Directions: Your answer should contain each record from the listing, repeated exactly.
+ + + + + + +
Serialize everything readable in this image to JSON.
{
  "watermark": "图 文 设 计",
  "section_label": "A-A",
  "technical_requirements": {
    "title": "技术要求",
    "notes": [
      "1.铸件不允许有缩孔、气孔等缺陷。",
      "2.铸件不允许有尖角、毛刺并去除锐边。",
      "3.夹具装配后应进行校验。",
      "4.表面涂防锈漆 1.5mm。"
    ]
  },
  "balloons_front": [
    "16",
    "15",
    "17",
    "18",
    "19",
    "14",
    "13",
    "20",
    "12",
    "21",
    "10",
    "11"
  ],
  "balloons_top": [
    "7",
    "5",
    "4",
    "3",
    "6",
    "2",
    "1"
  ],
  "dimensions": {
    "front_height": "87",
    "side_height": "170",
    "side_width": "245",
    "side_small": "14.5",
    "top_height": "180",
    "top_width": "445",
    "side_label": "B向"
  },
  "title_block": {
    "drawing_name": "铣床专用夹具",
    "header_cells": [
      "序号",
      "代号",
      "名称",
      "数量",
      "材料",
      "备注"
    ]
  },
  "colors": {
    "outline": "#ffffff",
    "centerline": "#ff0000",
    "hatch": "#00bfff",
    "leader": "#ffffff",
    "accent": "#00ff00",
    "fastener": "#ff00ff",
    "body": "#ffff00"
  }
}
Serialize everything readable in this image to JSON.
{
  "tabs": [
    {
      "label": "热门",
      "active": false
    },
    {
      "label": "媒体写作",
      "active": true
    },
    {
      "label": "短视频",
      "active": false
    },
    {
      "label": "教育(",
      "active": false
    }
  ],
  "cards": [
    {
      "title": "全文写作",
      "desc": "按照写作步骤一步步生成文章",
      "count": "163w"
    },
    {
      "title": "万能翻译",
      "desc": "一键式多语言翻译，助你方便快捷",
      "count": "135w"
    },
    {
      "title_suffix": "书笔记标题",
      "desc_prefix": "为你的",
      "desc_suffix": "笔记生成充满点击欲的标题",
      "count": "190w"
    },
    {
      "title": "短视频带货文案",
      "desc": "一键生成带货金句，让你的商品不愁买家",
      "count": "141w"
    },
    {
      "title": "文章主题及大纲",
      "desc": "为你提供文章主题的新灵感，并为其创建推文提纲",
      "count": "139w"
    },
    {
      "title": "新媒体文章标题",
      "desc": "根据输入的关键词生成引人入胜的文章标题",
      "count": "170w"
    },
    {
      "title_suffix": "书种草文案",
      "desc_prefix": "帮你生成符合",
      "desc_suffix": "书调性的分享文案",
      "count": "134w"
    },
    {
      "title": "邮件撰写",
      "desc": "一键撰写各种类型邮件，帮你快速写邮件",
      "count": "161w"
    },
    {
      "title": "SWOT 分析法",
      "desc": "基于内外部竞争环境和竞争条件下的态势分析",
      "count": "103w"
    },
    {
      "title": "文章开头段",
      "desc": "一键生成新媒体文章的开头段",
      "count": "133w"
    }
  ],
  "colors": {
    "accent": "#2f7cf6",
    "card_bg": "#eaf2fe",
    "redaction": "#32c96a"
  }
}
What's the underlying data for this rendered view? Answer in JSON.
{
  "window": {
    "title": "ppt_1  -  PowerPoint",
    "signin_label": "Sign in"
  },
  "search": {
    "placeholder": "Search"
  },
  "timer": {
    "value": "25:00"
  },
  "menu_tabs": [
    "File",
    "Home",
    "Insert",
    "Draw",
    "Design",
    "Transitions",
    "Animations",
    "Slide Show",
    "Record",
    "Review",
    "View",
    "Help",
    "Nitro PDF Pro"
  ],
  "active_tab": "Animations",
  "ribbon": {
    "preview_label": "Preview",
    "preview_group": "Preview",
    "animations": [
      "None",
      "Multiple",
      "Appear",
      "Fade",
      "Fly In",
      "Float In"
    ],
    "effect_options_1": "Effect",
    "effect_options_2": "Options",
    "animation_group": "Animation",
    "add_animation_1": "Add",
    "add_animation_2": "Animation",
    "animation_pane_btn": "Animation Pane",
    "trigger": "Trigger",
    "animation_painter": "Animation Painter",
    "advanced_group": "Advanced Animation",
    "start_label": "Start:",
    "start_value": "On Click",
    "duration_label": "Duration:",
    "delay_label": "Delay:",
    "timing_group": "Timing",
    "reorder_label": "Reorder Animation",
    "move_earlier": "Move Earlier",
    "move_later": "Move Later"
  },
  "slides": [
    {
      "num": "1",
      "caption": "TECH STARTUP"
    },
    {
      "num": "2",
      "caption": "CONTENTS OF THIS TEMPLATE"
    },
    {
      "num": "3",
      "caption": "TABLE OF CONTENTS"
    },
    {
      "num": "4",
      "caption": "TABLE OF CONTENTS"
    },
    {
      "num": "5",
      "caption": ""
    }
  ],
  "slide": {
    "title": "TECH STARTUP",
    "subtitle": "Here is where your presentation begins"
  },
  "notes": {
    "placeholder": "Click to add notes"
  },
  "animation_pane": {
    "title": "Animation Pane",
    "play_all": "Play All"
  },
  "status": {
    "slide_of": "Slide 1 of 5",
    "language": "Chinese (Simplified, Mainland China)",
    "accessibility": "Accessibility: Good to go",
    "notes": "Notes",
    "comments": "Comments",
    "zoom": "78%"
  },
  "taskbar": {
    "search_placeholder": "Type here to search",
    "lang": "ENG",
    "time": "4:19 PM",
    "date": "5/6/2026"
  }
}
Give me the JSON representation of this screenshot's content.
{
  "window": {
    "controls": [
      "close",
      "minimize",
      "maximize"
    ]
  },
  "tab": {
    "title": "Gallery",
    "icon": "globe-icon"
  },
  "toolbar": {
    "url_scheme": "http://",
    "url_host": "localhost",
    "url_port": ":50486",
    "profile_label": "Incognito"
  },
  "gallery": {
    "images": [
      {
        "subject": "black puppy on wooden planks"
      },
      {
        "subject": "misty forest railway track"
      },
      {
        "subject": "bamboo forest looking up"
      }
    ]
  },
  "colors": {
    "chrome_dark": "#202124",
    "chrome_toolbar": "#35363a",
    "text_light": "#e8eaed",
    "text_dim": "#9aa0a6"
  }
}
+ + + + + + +
Solution to the problem:
Serialize everything readable in this image to JSON.
{
  "watermark": "图 文 设 计",
  "section_label": "A-A",
  "technical_requirements": {
    "title": "技术要求",
    "notes": [
      "1.铸件不允许有缩孔、气孔等缺陷。",
      "2.铸件不允许有尖角、毛刺并去除锐边。",
      "3.夹具装配后应进行校验。",
      "4.表面涂防锈漆 1.5mm。"
    ]
  },
  "balloons_front": [
    "16",
    "15",
    "17",
    "18",
    "19",
    "14",
    "13",
    "20",
    "12",
    "21",
    "10",
    "11"
  ],
  "balloons_top": [
    "7",
    "5",
    "4",
    "3",
    "6",
    "2",
    "1"
  ],
  "dimensions": {
    "front_height": "87",
    "side_height": "170",
    "side_width": "245",
    "side_small": "14.5",
    "top_height": "180",
    "top_width": "445",
    "side_label": "B向"
  },
  "title_block": {
    "drawing_name": "铣床专用夹具",
    "header_cells": [
      "序号",
      "代号",
      "名称",
      "数量",
      "材料",
      "备注"
    ]
  },
  "colors": {
    "outline": "#ffffff",
    "centerline": "#ff0000",
    "hatch": "#00bfff",
    "leader": "#ffffff",
    "accent": "#00ff00",
    "fastener": "#ff00ff",
    "body": "#ffff00"
  }
}
Serialize everything readable in this image to JSON.
{
  "tabs": [
    {
      "label": "热门",
      "active": false
    },
    {
      "label": "媒体写作",
      "active": true
    },
    {
      "label": "短视频",
      "active": false
    },
    {
      "label": "教育(",
      "active": false
    }
  ],
  "cards": [
    {
      "title": "全文写作",
      "desc": "按照写作步骤一步步生成文章",
      "count": "163w"
    },
    {
      "title": "万能翻译",
      "desc": "一键式多语言翻译，助你方便快捷",
      "count": "135w"
    },
    {
      "title_suffix": "书笔记标题",
      "desc_prefix": "为你的",
      "desc_suffix": "笔记生成充满点击欲的标题",
      "count": "190w"
    },
    {
      "title": "短视频带货文案",
      "desc": "一键生成带货金句，让你的商品不愁买家",
      "count": "141w"
    },
    {
      "title": "文章主题及大纲",
      "desc": "为你提供文章主题的新灵感，并为其创建推文提纲",
      "count": "139w"
    },
    {
      "title": "新媒体文章标题",
      "desc": "根据输入的关键词生成引人入胜的文章标题",
      "count": "170w"
    },
    {
      "title_suffix": "书种草文案",
      "desc_prefix": "帮你生成符合",
      "desc_suffix": "书调性的分享文案",
      "count": "134w"
    },
    {
      "title": "邮件撰写",
      "desc": "一键撰写各种类型邮件，帮你快速写邮件",
      "count": "161w"
    },
    {
      "title": "SWOT 分析法",
      "desc": "基于内外部竞争环境和竞争条件下的态势分析",
      "count": "103w"
    },
    {
      "title": "文章开头段",
      "desc": "一键生成新媒体文章的开头段",
      "count": "133w"
    }
  ],
  "colors": {
    "accent": "#2f7cf6",
    "card_bg": "#eaf2fe",
    "redaction": "#32c96a"
  }
}
What's the underlying data for this rendered view? Answer in JSON.
{
  "window": {
    "title": "ppt_1  -  PowerPoint",
    "signin_label": "Sign in"
  },
  "search": {
    "placeholder": "Search"
  },
  "timer": {
    "value": "25:00"
  },
  "menu_tabs": [
    "File",
    "Home",
    "Insert",
    "Draw",
    "Design",
    "Transitions",
    "Animations",
    "Slide Show",
    "Record",
    "Review",
    "View",
    "Help",
    "Nitro PDF Pro"
  ],
  "active_tab": "Animations",
  "ribbon": {
    "preview_label": "Preview",
    "preview_group": "Preview",
    "animations": [
      "None",
      "Multiple",
      "Appear",
      "Fade",
      "Fly In",
      "Float In"
    ],
    "effect_options_1": "Effect",
    "effect_options_2": "Options",
    "animation_group": "Animation",
    "add_animation_1": "Add",
    "add_animation_2": "Animation",
    "animation_pane_btn": "Animation Pane",
    "trigger": "Trigger",
    "animation_painter": "Animation Painter",
    "advanced_group": "Advanced Animation",
    "start_label": "Start:",
    "start_value": "On Click",
    "duration_label": "Duration:",
    "delay_label": "Delay:",
    "timing_group": "Timing",
    "reorder_label": "Reorder Animation",
    "move_earlier": "Move Earlier",
    "move_later": "Move Later"
  },
  "slides": [
    {
      "num": "1",
      "caption": "TECH STARTUP"
    },
    {
      "num": "2",
      "caption": "CONTENTS OF THIS TEMPLATE"
    },
    {
      "num": "3",
      "caption": "TABLE OF CONTENTS"
    },
    {
      "num": "4",
      "caption": "TABLE OF CONTENTS"
    },
    {
      "num": "5",
      "caption": ""
    }
  ],
  "slide": {
    "title": "TECH STARTUP",
    "subtitle": "Here is where your presentation begins"
  },
  "notes": {
    "placeholder": "Click to add notes"
  },
  "animation_pane": {
    "title": "Animation Pane",
    "play_all": "Play All"
  },
  "status": {
    "slide_of": "Slide 1 of 5",
    "language": "Chinese (Simplified, Mainland China)",
    "accessibility": "Accessibility: Good to go",
    "notes": "Notes",
    "comments": "Comments",
    "zoom": "78%"
  },
  "taskbar": {
    "search_placeholder": "Type here to search",
    "lang": "ENG",
    "time": "4:19 PM",
    "date": "5/6/2026"
  }
}
Give me the JSON representation of this screenshot's content.
{
  "window": {
    "controls": [
      "close",
      "minimize",
      "maximize"
    ]
  },
  "tab": {
    "title": "Gallery",
    "icon": "globe-icon"
  },
  "toolbar": {
    "url_scheme": "http://",
    "url_host": "localhost",
    "url_port": ":50486",
    "profile_label": "Incognito"
  },
  "gallery": {
    "images": [
      {
        "subject": "black puppy on wooden planks"
      },
      {
        "subject": "misty forest railway track"
      },
      {
        "subject": "bamboo forest looking up"
      }
    ]
  },
  "colors": {
    "chrome_dark": "#202124",
    "chrome_toolbar": "#35363a",
    "text_light": "#e8eaed",
    "text_dim": "#9aa0a6"
  }
}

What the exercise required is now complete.